CHILDHOOD DEVELOPMENT AND IMMERSION
Stanford University Virtual Human Interaction Lab
There is little research on children and immersive virtual reality. Our research seeks to examine how young children behaviorally and socially respond to immersive virtual reality, and the characters within it. We have conducted an extended review of the literature that currently exists in this realm and are preparing a white paper on the “state of the art” of the overlap between developmental psychology and VR. Moreover, we have run a series of studies that will contribute to a better understanding of children’s experiences with this new technology.
In our current children’s research study, children interact with a virtual character either via non-immersive screen (i.e. television) or in immersive VR. We then measure the type of social and physiological reactions that they have to the character (e.g. emotional responses, enjoyment, sharing).

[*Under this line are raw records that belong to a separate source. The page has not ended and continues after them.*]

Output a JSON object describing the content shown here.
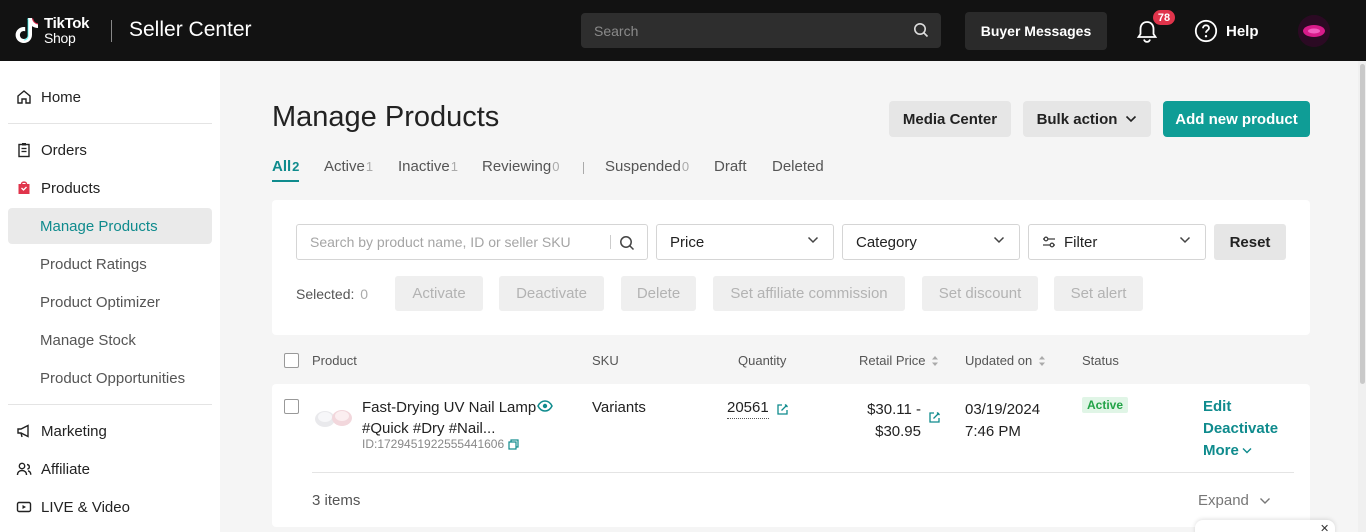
{
  "topbar": {
    "logo_line1": "TikTok",
    "logo_line2": "Shop",
    "app_title": "Seller Center",
    "search_placeholder": "Search",
    "buyer_messages": "Buyer Messages",
    "notification_count": "78",
    "help": "Help",
    "icons": [
      "tiktok-logo",
      "search-icon",
      "bell-icon",
      "help-icon",
      "avatar"
    ]
  },
  "sidebar": {
    "home": "Home",
    "orders": "Orders",
    "products": "Products",
    "manage_products": "Manage Products",
    "product_ratings": "Product Ratings",
    "product_optimizer": "Product Optimizer",
    "manage_stock": "Manage Stock",
    "product_opportunities": "Product Opportunities",
    "marketing": "Marketing",
    "affiliate": "Affiliate",
    "live_video": "LIVE & Video"
  },
  "main": {
    "title": "Manage Products",
    "media_center": "Media Center",
    "bulk_action": "Bulk action",
    "add_new_product": "Add new product",
    "tabs": [
      {
        "label": "All",
        "count": "2"
      },
      {
        "label": "Active",
        "count": "1"
      },
      {
        "label": "Inactive",
        "count": "1"
      },
      {
        "label": "Reviewing",
        "count": "0"
      },
      {
        "label": "Suspended",
        "count": "0"
      },
      {
        "label": "Draft",
        "count": ""
      },
      {
        "label": "Deleted",
        "count": ""
      }
    ],
    "filters": {
      "search_placeholder": "Search by product name, ID or seller SKU",
      "price": "Price",
      "category": "Category",
      "filter": "Filter",
      "reset": "Reset"
    },
    "bulk": {
      "selected_label": "Selected:",
      "selected_count": "0",
      "activate": "Activate",
      "deactivate": "Deactivate",
      "delete": "Delete",
      "set_affiliate": "Set affiliate commission",
      "set_discount": "Set discount",
      "set_alert": "Set alert"
    },
    "table": {
      "columns": {
        "product": "Product",
        "sku": "SKU",
        "quantity": "Quantity",
        "retail_price": "Retail Price",
        "updated_on": "Updated on",
        "status": "Status"
      },
      "rows": [
        {
          "name_line1": "Fast-Drying UV Nail Lamp",
          "name_line2": "#Quick #Dry #Nail...",
          "id": "ID:1729451922555441606",
          "sku": "Variants",
          "quantity": "20561",
          "price_line1": "$30.11 -",
          "price_line2": "$30.95",
          "date": "03/19/2024",
          "time": "7:46 PM",
          "status": "Active",
          "edit": "Edit",
          "deactivate": "Deactivate",
          "more": "More"
        }
      ],
      "items_count": "3 items",
      "expand": "Expand"
    }
  },
  "colors": {
    "accent": "#0f9d96",
    "topbar": "#121212",
    "badge": "#e0344b",
    "active_status": "#22a347"
  }
}
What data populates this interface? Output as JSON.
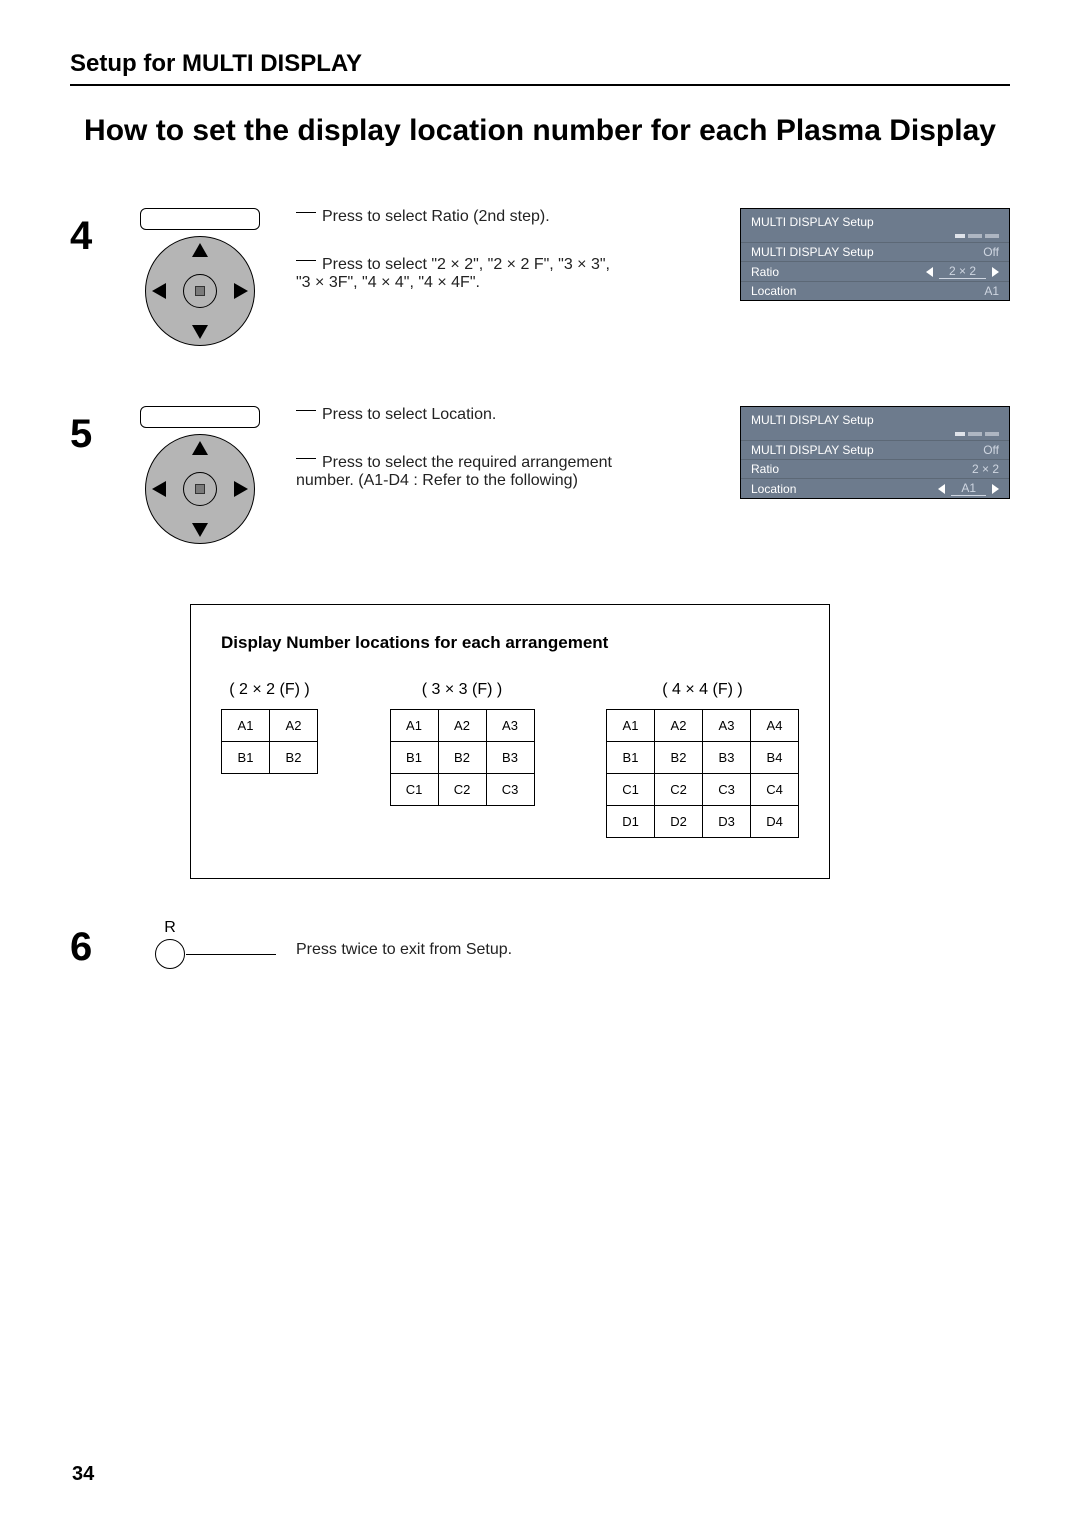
{
  "section_title": "Setup for MULTI DISPLAY",
  "main_title": "How to set the display location number for each Plasma Display",
  "steps": {
    "s4": {
      "num": "4",
      "line1": "Press to select Ratio (2nd step).",
      "line2": "Press to select \"2 × 2\", \"2 × 2 F\", \"3 × 3\", \"3 × 3F\", \"4 × 4\", \"4 × 4F\"."
    },
    "s5": {
      "num": "5",
      "line1": "Press to select Location.",
      "line2": "Press to select the required arrangement number. (A1-D4 : Refer to the following)"
    },
    "s6": {
      "num": "6",
      "r_label": "R",
      "line1": "Press twice to exit from Setup."
    }
  },
  "osd4": {
    "title": "MULTI DISPLAY Setup",
    "r1_label": "MULTI DISPLAY Setup",
    "r1_val": "Off",
    "r2_label": "Ratio",
    "r2_val": "2 × 2",
    "r3_label": "Location",
    "r3_val": "A1"
  },
  "osd5": {
    "title": "MULTI DISPLAY Setup",
    "r1_label": "MULTI DISPLAY Setup",
    "r1_val": "Off",
    "r2_label": "Ratio",
    "r2_val": "2 × 2",
    "r3_label": "Location",
    "r3_val": "A1"
  },
  "arr": {
    "heading": "Display Number locations for each arrangement",
    "g2_label": "( 2 × 2 (F) )",
    "g3_label": "( 3 × 3 (F) )",
    "g4_label": "( 4 × 4 (F) )"
  },
  "chart_data": [
    {
      "type": "table",
      "title": "( 2 × 2 (F) )",
      "values": [
        [
          "A1",
          "A2"
        ],
        [
          "B1",
          "B2"
        ]
      ]
    },
    {
      "type": "table",
      "title": "( 3 × 3 (F) )",
      "values": [
        [
          "A1",
          "A2",
          "A3"
        ],
        [
          "B1",
          "B2",
          "B3"
        ],
        [
          "C1",
          "C2",
          "C3"
        ]
      ]
    },
    {
      "type": "table",
      "title": "( 4 × 4 (F) )",
      "values": [
        [
          "A1",
          "A2",
          "A3",
          "A4"
        ],
        [
          "B1",
          "B2",
          "B3",
          "B4"
        ],
        [
          "C1",
          "C2",
          "C3",
          "C4"
        ],
        [
          "D1",
          "D2",
          "D3",
          "D4"
        ]
      ]
    }
  ],
  "page_number": "34"
}
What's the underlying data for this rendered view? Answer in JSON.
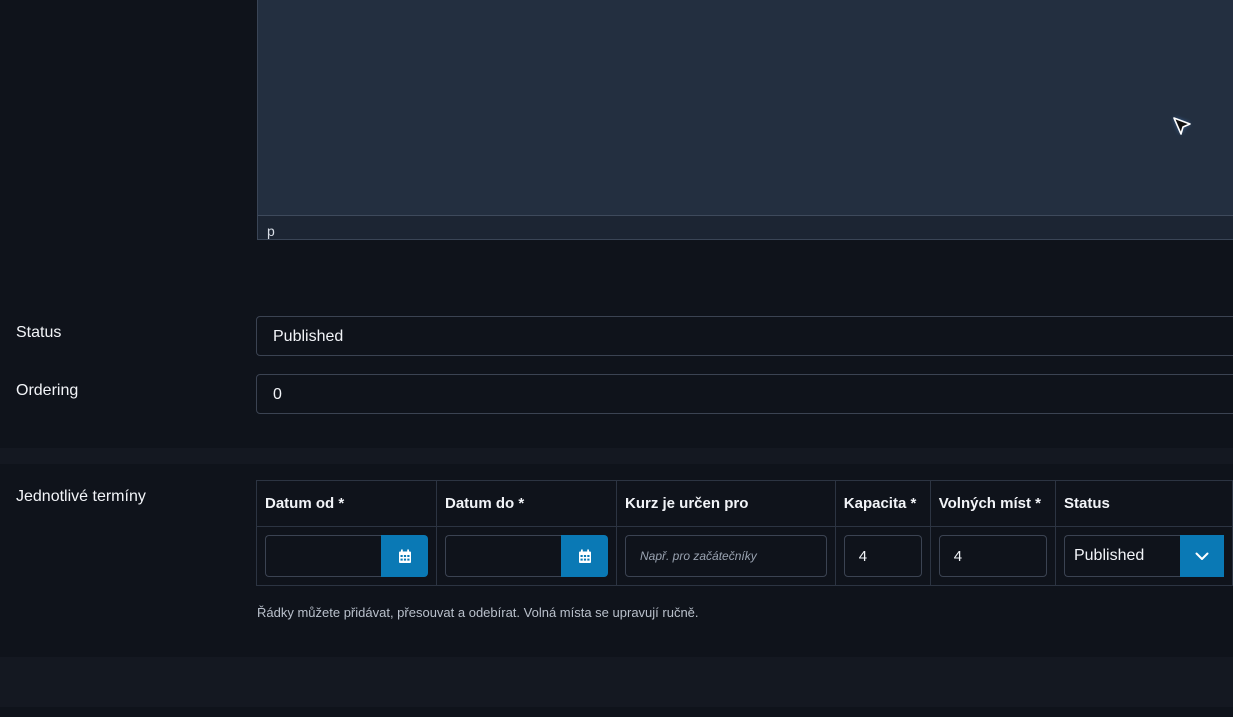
{
  "editor": {
    "path_text": "p"
  },
  "fields": {
    "status": {
      "label": "Status",
      "value": "Published"
    },
    "ordering": {
      "label": "Ordering",
      "value": "0"
    }
  },
  "terms": {
    "label": "Jednotlivé termíny",
    "columns": [
      "Datum od *",
      "Datum do *",
      "Kurz je určen pro",
      "Kapacita *",
      "Volných míst *",
      "Status"
    ],
    "row": {
      "date_from": "",
      "date_to": "",
      "audience_placeholder": "Např. pro začátečníky",
      "capacity": "4",
      "free_places": "4",
      "status": "Published"
    },
    "help": "Řádky můžete přidávat, přesouvat a odebírat. Volná místa se upravují ručně."
  },
  "colors": {
    "accent": "#0a79b5",
    "background": "#0f131b",
    "editor_bg": "#232f40"
  },
  "icons": [
    "calendar-icon",
    "chevron-down-icon",
    "mouse-cursor-icon"
  ]
}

This research extends previous work in the lab (Segovia, K.Y. & Bailenson, J.N. (2009)) that has shown that immersive virtual environments can influence false memory acquisition in preschool age children differently than traditional media. As we continue our research with children in VR, we will explore the psychological, social, and behavioral effects of immersive virtual environments. We are working in collaboration with Dr. Jelena Obradović, in Stanford’s School of Education, as well as partnering with Sesame Workshop.